We are not aware of any rule of law requiring a debtor to hold on to his real or personal estate, until a creditor can sue him and obtain judgment and execution. Such a law would produce disastrous effects, by fettering the free transfer and sale of property from one to another. But in all sales good faith must be observed, and they must be so conducted as to. bear on their face no evidences of fraud whatever. Ho matter how much a man may be indebted, he may sell his property for a fair price, or even for a price below its market value, if done honestly and with no view to delay, hinder or defraud his creditors of their just dues, or being in failing circumstances, he has a right to prefer one creditor over all others, even if the preference exhausts his whole estate, and from the honest exercise of this right no court or law, has ever sought to deprive a debtor. A debtor can sell his property for a fair price, even if he sells it with the avowed intention of defeating an honest claim, if no lien exists to forbid it.

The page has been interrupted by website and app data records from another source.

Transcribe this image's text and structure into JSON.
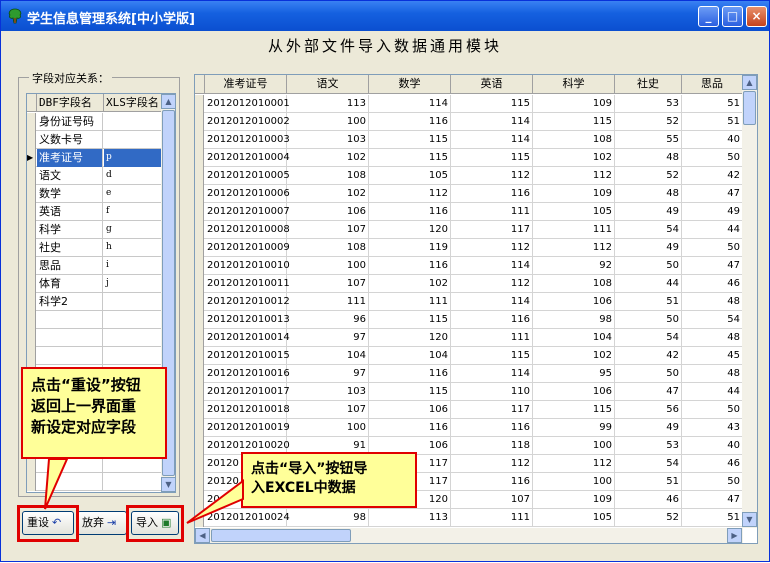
{
  "window": {
    "title": "学生信息管理系统[中小学版]",
    "minimize_label": "_",
    "maximize_label": "□",
    "close_label": "×"
  },
  "header": {
    "title": "从外部文件导入数据通用模块"
  },
  "left_panel": {
    "group_label": "字段对应关系：",
    "columns": [
      "DBF字段名",
      "XLS字段名"
    ],
    "rows": [
      {
        "dbf": "身份证号码",
        "xls": ""
      },
      {
        "dbf": "义数卡号",
        "xls": ""
      },
      {
        "dbf": "准考证号",
        "xls": "p"
      },
      {
        "dbf": "语文",
        "xls": "d"
      },
      {
        "dbf": "数学",
        "xls": "e"
      },
      {
        "dbf": "英语",
        "xls": "f"
      },
      {
        "dbf": "科学",
        "xls": "g"
      },
      {
        "dbf": "社史",
        "xls": "h"
      },
      {
        "dbf": "思品",
        "xls": "i"
      },
      {
        "dbf": "体育",
        "xls": "j"
      },
      {
        "dbf": "科学2",
        "xls": ""
      }
    ],
    "selected_index": 2
  },
  "right_panel": {
    "columns": [
      "准考证号",
      "语文",
      "数学",
      "英语",
      "科学",
      "社史",
      "思品"
    ],
    "rows": [
      [
        "2012012010001",
        "113",
        "114",
        "115",
        "109",
        "53",
        "51"
      ],
      [
        "2012012010002",
        "100",
        "116",
        "114",
        "115",
        "52",
        "51"
      ],
      [
        "2012012010003",
        "103",
        "115",
        "114",
        "108",
        "55",
        "40"
      ],
      [
        "2012012010004",
        "102",
        "115",
        "115",
        "102",
        "48",
        "50"
      ],
      [
        "2012012010005",
        "108",
        "105",
        "112",
        "112",
        "52",
        "42"
      ],
      [
        "2012012010006",
        "102",
        "112",
        "116",
        "109",
        "48",
        "47"
      ],
      [
        "2012012010007",
        "106",
        "116",
        "111",
        "105",
        "49",
        "49"
      ],
      [
        "2012012010008",
        "107",
        "120",
        "117",
        "111",
        "54",
        "44"
      ],
      [
        "2012012010009",
        "108",
        "119",
        "112",
        "112",
        "49",
        "50"
      ],
      [
        "2012012010010",
        "100",
        "116",
        "114",
        "92",
        "50",
        "47"
      ],
      [
        "2012012010011",
        "107",
        "102",
        "112",
        "108",
        "44",
        "46"
      ],
      [
        "2012012010012",
        "111",
        "111",
        "114",
        "106",
        "51",
        "48"
      ],
      [
        "2012012010013",
        "96",
        "115",
        "116",
        "98",
        "50",
        "54"
      ],
      [
        "2012012010014",
        "97",
        "120",
        "111",
        "104",
        "54",
        "48"
      ],
      [
        "2012012010015",
        "104",
        "104",
        "115",
        "102",
        "42",
        "45"
      ],
      [
        "2012012010016",
        "97",
        "116",
        "114",
        "95",
        "50",
        "48"
      ],
      [
        "2012012010017",
        "103",
        "115",
        "110",
        "106",
        "47",
        "44"
      ],
      [
        "2012012010018",
        "107",
        "106",
        "117",
        "115",
        "56",
        "50"
      ],
      [
        "2012012010019",
        "100",
        "116",
        "116",
        "99",
        "49",
        "43"
      ],
      [
        "2012012010020",
        "91",
        "106",
        "118",
        "100",
        "53",
        "40"
      ],
      [
        "20120",
        "",
        "117",
        "112",
        "112",
        "54",
        "46"
      ],
      [
        "20120",
        "",
        "117",
        "116",
        "100",
        "51",
        "50"
      ],
      [
        "20",
        "",
        "120",
        "107",
        "109",
        "46",
        "47"
      ],
      [
        "2012012010024",
        "98",
        "113",
        "111",
        "105",
        "52",
        "51"
      ]
    ]
  },
  "buttons": {
    "reset": "重设",
    "abandon": "放弃",
    "import": "导入"
  },
  "callouts": {
    "reset_lines": [
      "点击“重设”按钮",
      "返回上一界面重",
      "新设定对应字段"
    ],
    "import_lines": [
      "点击“导入”按钮导",
      "入EXCEL中数据"
    ]
  },
  "colors": {
    "titlebar": "#0b4fd0",
    "selection": "#316ac5",
    "callout_bg": "#ffff99",
    "highlight_red": "#e00000"
  }
}
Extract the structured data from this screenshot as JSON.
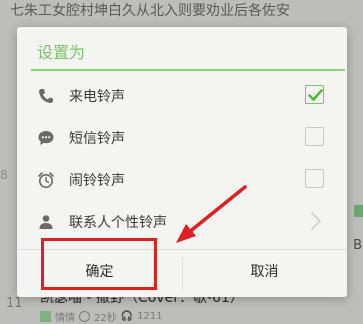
{
  "background": {
    "top_text": "七朱工女腔村坤白久从北入则要劝业后各佐安",
    "left_number": "8",
    "right_char": "B",
    "song": {
      "number": "11",
      "title": "凯瑟喵 - 撒野（Cover：歇-61）",
      "author": "情情",
      "duration": "22秒",
      "plays": "1211"
    }
  },
  "dialog": {
    "title": "设置为",
    "options": [
      {
        "label": "来电铃声",
        "icon": "phone-icon",
        "checked": true
      },
      {
        "label": "短信铃声",
        "icon": "message-icon",
        "checked": false
      },
      {
        "label": "闹铃铃声",
        "icon": "alarm-clock-icon",
        "checked": false
      },
      {
        "label": "联系人个性铃声",
        "icon": "contact-person-icon",
        "has_arrow": true
      }
    ],
    "ok_label": "确定",
    "cancel_label": "取消"
  },
  "colors": {
    "accent": "#7cc46a",
    "annotation": "#e02020"
  }
}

Such we understand to be the rights and powers of a debtor. But the sale must be fair and for a valuable consideration, and the parties intending or practicing no fraud.

The evidence before the jury on the trial of the feigned issue, was not, in our judgment, sufficient to satisfy the conscience of the chancellor, of fraud in the sale of these lands. The weight of evidence appears to us decidedly against the finding, and as on trials of feigned issues the same strictness is not required as in suits at law regularly brought to issue, and do not settle *664and bind the rights of the parties, the chancellor will order new trials, until he is satisfied or will assume the responsibility of deciding the cause against the verdict. Williams v. Bishop, 15 Ill. R. 555.

We are of opinion the court decided correctly, in rejecting the testimony offered, of the divorced wife of McAusland, on principles long established.

We think the purposes of justice can be best promoted by a re-hearing of this cause, and for that purpose reverse the judgment and remand the cause.

Judgment reversed.